Now & Then
KEN MURRAY Ken has three independently-produced CDs (Away From Home, Koitori, and Now And Then), which were released in 2005. As early as the 70's, he was doing cabaret slots in variety shows and loft parties. As a founder/composer of the influential group, the Leftovers, he guided that group of Americans and West Indians into new territory, which blended the rhythms of the Caribbean with the melodies and harmonies of rock to create a pleasing multi-cultural sound, which he continues to draw on to this day Following the stint with the Leftovers, Ken managed an after-hours club in Park Slope, Brooklyn, named after the doomed city in Jamaica, Port Royal. Subsequently, he has continued to perform at venues on both coasts and in Hawaii. As an independent performer, Ken has currently been doing "house concerts," which have proven to provide a nice fit for his style of music. " I'm back in Jamaica now and still do some of the tunes that "Kentucky" (another nickname) wrote for the Leftovers. We laid down the bottom, he did the rest." Harold Dixon-bass/Leftovers. " I cannot believe what I am hearing! The song, Thank You, Dorothy Parker, for example, is written with the same self-mockery that Parker herself employed in her poetry and the Blues progression that is the foundation of the song would have been familiar to somebody sitting at the Algonquin Roundtable on 44th ST. During the Roaring 20s.These songs are rich!" Marcie Gordon of Brian and Marcie "Bonsai compares one of those tiny trees to the unyielding reserve of a Japanese lover, who cannot find a way to let loose. Here I Am delves into macho head games; Our Garden Has Suffered explores an inferiority complex; We Two and the Gods uses a Calypsonian beat and shows the hand of fate in our relationships.

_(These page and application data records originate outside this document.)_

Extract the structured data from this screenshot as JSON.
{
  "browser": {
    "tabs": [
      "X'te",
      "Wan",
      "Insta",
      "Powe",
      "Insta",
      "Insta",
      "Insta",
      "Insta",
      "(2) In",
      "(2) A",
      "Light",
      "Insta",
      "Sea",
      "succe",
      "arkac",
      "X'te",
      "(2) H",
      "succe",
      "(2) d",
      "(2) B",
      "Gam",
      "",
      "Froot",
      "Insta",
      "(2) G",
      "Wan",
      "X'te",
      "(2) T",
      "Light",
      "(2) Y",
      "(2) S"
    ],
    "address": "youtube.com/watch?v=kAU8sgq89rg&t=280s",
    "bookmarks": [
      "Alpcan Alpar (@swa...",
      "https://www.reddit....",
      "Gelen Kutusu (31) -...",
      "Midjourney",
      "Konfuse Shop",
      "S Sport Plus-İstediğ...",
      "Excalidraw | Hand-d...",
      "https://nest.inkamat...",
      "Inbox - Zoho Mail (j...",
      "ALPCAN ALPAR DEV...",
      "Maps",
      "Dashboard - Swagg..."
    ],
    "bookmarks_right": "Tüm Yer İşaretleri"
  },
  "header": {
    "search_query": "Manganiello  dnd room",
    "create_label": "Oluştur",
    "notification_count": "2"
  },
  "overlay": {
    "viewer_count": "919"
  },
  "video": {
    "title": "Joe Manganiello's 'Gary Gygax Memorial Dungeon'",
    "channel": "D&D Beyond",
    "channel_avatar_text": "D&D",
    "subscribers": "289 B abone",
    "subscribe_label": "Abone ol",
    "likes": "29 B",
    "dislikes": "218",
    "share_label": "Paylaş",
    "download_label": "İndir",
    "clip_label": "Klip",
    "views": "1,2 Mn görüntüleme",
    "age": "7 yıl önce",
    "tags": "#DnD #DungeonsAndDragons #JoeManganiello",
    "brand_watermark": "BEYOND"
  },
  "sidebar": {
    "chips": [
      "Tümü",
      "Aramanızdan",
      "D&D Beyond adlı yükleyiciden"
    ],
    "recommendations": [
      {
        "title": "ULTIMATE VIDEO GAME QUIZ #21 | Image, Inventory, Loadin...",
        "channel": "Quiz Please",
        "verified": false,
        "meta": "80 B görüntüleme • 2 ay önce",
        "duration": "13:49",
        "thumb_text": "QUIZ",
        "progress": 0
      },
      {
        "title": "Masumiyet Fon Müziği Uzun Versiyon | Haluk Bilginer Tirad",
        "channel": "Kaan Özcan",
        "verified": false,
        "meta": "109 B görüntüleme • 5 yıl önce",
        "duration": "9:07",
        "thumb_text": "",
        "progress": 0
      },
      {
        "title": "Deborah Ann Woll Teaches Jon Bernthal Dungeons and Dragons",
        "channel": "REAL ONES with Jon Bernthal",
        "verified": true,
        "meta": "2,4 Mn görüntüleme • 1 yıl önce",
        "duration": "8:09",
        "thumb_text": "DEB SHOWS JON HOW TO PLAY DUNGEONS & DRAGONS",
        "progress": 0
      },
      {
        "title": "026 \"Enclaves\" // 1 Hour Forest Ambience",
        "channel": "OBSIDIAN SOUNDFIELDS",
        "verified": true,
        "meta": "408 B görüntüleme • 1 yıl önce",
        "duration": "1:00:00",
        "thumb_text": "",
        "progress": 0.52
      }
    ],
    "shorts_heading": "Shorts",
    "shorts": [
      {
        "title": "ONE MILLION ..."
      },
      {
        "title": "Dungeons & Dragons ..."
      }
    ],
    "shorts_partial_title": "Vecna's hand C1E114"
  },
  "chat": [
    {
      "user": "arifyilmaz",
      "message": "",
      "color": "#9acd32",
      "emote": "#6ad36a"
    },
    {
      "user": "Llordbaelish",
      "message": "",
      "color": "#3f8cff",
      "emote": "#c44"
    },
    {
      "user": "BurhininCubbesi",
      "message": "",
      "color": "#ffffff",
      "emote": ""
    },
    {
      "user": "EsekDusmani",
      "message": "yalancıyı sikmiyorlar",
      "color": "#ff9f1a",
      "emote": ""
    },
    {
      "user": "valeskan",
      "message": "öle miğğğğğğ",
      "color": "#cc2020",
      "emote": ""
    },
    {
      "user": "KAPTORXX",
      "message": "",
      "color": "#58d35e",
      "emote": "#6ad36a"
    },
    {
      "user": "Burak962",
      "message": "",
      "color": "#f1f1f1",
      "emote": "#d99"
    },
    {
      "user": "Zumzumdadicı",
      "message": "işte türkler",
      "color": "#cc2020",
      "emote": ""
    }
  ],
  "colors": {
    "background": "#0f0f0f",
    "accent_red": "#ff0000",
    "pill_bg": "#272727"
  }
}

There are many levels of complexities in these songs, which will reward the listener, who returns again and again as I do." Kevin MacDonald-lead guitar player for the Leftovers. "I am a purist when it comes to Calypso and Scorcher is definitely not Calypso. But I can see why my Trinidadian brother, Beck, calls it 'Yankee Calypso' My crowd was windin' to it" DJ Flexie "We Two and the Gods can't be Calypso. A JAMAICAN CAN'T DO CALYPSO AND KEN'S BEEN NATURALIZED. What he does is what we call in Jamaica, 'mento.'" Yvonne Holder, Jamaican Spiritualist and Healer. "The baritone uke lends itself to the "dancing fingers" style of rhythmic strumming, which explodes during songs like Obsession and Not Fair. He needs to keep writing!" Mihana- Hawaiian Songstress "The man understands the Blues. I don't know why he doesn't do more songs like Dorothy Parker or One Way or Another." Patti Bown, Jazz Pianist Extraordinaire.